> ENTRIES SHOWN
• • • • • • •

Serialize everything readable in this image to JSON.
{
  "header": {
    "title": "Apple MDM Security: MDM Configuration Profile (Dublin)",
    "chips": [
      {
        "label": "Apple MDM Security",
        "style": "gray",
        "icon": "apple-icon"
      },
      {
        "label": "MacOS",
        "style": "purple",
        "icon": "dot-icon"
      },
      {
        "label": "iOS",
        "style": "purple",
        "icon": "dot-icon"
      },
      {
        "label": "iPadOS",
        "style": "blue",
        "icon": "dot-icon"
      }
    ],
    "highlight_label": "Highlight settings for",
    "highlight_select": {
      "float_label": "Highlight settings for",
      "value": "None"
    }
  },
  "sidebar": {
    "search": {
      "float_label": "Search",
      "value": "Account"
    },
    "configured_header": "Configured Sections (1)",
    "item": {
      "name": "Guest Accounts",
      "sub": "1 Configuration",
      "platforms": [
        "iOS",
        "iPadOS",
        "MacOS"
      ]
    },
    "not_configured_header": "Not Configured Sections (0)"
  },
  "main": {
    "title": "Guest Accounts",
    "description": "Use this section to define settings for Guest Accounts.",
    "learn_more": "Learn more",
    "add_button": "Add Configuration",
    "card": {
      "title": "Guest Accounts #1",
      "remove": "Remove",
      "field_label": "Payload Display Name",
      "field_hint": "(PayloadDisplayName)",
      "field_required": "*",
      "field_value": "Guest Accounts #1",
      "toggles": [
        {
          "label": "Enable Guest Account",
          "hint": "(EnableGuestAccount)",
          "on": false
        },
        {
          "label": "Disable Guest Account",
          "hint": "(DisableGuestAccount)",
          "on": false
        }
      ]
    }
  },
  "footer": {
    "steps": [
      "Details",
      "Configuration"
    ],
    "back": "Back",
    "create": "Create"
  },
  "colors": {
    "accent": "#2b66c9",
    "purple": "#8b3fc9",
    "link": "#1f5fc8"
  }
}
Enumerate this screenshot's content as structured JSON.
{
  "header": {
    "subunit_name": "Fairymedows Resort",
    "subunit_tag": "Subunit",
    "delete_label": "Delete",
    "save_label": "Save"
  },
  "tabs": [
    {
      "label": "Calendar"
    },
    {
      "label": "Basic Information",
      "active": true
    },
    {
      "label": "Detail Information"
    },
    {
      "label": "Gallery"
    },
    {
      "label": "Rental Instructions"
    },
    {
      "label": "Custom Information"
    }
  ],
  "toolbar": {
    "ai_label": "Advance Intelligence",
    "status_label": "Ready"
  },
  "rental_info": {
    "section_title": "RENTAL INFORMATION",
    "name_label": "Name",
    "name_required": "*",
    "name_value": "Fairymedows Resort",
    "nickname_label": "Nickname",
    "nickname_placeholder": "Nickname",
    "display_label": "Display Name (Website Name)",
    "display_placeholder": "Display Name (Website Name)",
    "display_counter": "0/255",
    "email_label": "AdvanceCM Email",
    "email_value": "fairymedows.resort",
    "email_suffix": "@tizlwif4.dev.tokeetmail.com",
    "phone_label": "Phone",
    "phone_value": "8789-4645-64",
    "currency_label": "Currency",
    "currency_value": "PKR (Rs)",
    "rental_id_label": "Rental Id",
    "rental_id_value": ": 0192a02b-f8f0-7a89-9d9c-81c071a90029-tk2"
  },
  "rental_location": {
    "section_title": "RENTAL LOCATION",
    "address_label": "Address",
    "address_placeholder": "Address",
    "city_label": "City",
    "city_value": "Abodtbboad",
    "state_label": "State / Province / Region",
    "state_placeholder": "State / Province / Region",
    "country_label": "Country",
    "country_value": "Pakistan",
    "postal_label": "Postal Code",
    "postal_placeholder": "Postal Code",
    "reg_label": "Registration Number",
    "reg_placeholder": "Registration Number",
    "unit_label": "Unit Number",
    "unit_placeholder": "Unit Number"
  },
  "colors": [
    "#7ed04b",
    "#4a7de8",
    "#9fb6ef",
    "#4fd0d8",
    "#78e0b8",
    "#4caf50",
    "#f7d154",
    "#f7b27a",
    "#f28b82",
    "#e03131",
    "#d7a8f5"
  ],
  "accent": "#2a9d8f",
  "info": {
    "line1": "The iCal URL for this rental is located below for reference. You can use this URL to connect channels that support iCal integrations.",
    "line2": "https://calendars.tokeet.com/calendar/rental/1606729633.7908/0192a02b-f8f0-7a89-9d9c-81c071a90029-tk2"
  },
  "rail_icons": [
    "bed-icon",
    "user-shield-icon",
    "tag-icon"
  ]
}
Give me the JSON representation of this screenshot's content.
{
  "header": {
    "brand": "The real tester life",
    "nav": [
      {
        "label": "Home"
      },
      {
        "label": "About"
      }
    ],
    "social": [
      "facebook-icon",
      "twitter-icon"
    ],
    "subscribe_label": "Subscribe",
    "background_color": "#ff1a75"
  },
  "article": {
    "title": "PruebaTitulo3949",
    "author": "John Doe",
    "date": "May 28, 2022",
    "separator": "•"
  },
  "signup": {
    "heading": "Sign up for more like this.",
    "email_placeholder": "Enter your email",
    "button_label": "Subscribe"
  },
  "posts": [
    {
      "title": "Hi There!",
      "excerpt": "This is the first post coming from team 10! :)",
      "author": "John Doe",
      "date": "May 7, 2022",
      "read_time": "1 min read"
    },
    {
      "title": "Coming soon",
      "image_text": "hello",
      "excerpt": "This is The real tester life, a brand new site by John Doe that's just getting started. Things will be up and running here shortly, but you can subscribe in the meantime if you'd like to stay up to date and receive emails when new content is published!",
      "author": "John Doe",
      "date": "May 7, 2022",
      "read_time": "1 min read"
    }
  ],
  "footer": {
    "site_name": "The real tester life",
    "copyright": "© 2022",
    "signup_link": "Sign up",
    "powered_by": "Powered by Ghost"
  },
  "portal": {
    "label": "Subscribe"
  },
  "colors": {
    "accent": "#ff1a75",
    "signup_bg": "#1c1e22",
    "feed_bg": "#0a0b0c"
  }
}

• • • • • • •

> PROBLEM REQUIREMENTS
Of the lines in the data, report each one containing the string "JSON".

> EXERCISE OUTPUT
Serialize everything readable in this image to JSON.
Enumerate this screenshot's content as structured JSON.
Give me the JSON representation of this screenshot's content.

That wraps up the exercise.